When Dr. Oliver T. Logan arrived in China with his wife, Jennie M. Logan, near the turn of the 20th century, the missionary doctor treated all conditions, but specialized in the prevention and treatment of eye diseases.
“The church sent them over there and they established a hospital,” Dr. Logan’s grandson, Joseph, said. “They learned the Chinese language and lived among the Chinese..”
Joseph’s father and aunt, Elsa, also spent much of their childhood in China. Elsa served as a teacher for many years.
Hoping to continue the family legacy, Joseph and his wife, Nancy, partnered with Plan International USA to treat childhood illness in China – just as his grandparents had done over a century ago.
The Yunnan Child Survival Project aims to save lives by strengthening health services in poverty-stricken ethnic minority counties in China. The project trains doctors and health care workers so they can diagnose and treat childhood illness effectively. This is accomplished through the Integrated Management of Childhood Illness (IMCI) approach, a proven and approved model of the World Health Organization and the UN. This holistic approach promotes prevention and educating all care givers including parents. The project has been piloted in Luquan and Xundian counties in the Yunnan province of southwest China.
Earlier this year, the Logans, accompanied by Plan International USA staff members Karen Cooper and Harpreet Anand traveled to China to see the project’s progress.

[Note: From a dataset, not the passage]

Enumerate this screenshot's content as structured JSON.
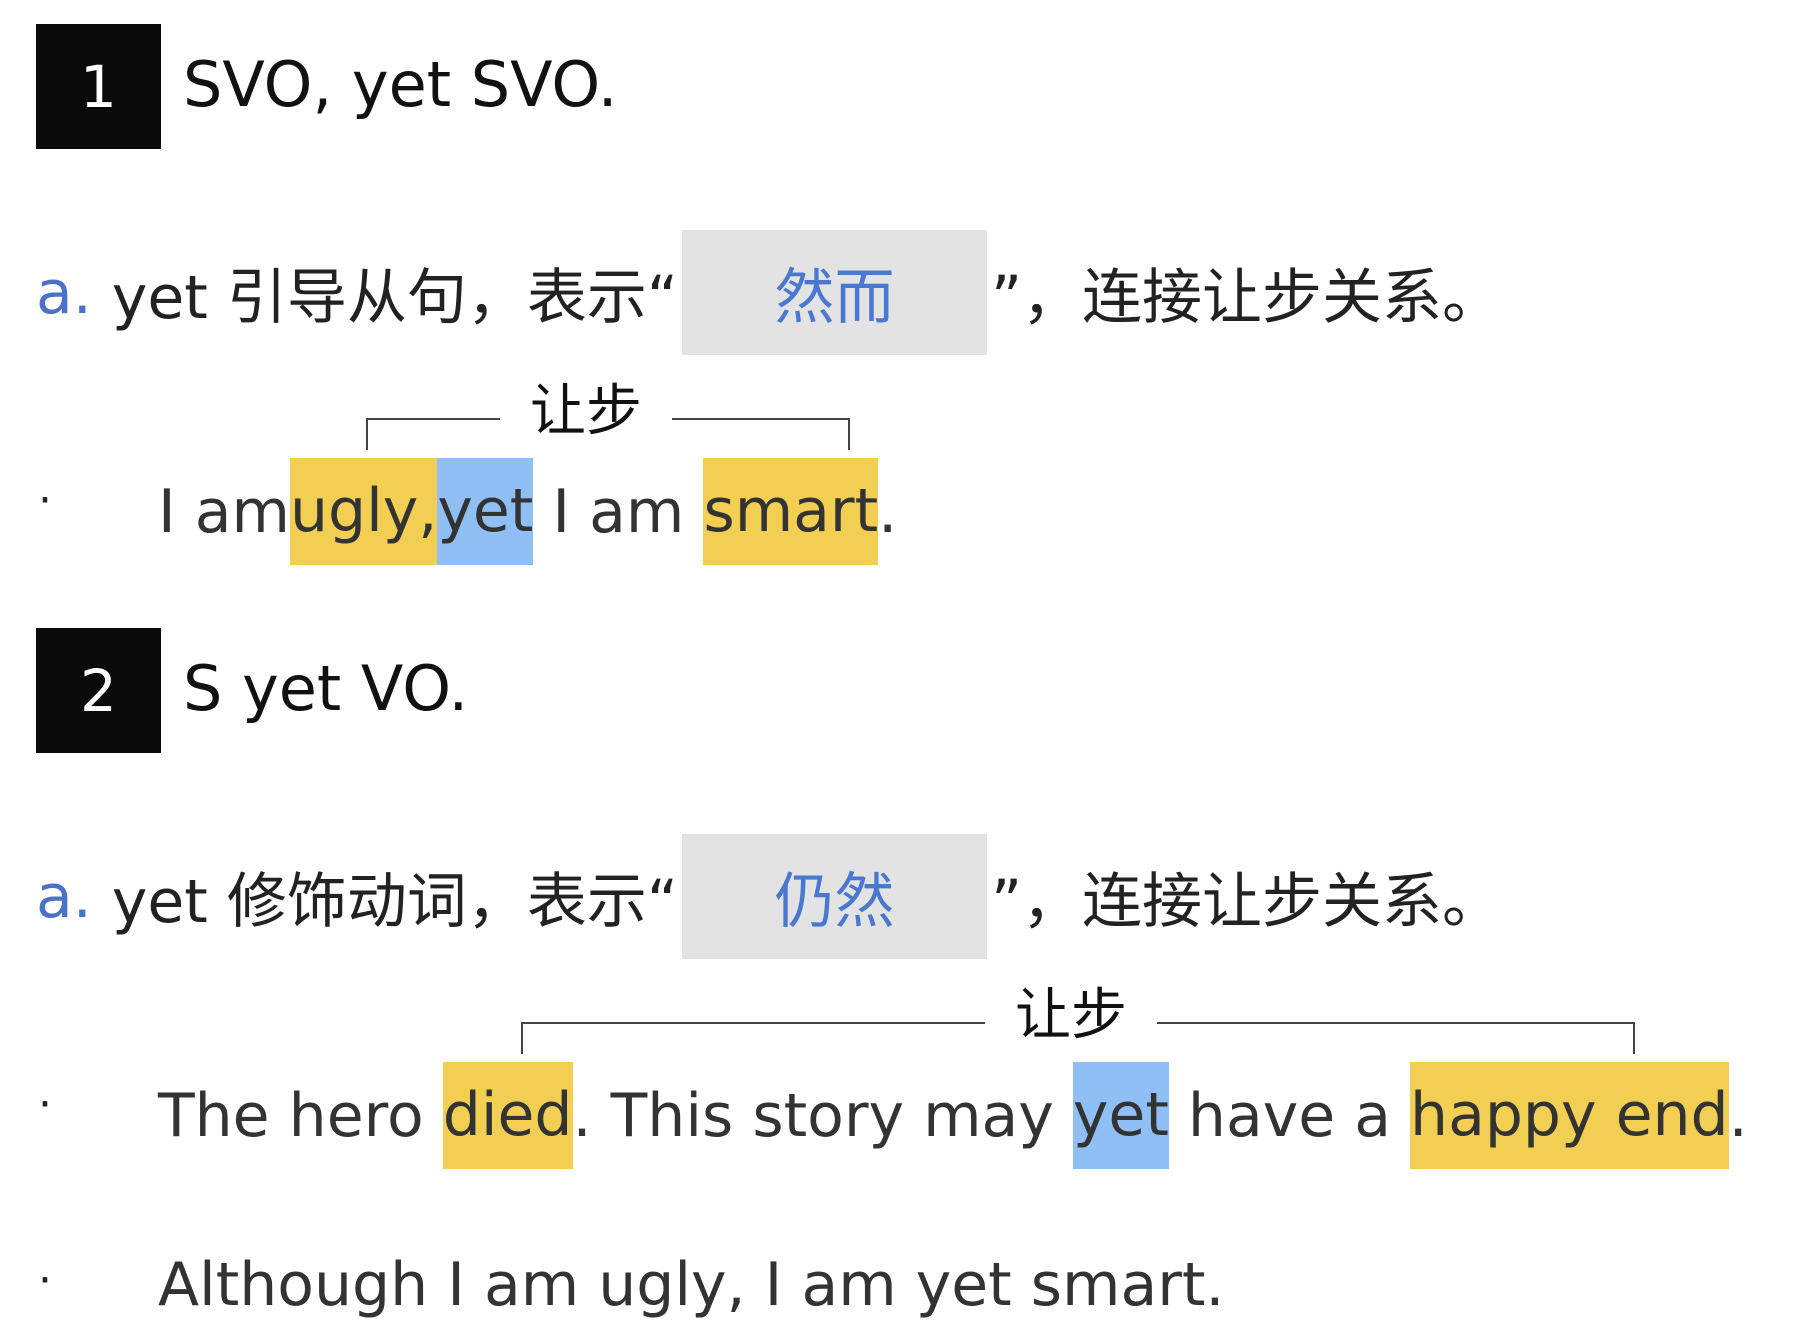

“It really made the whole program come alive,” said Nancy. “We get reports two or three times a year, but to actually see the program at work makes a real difference.”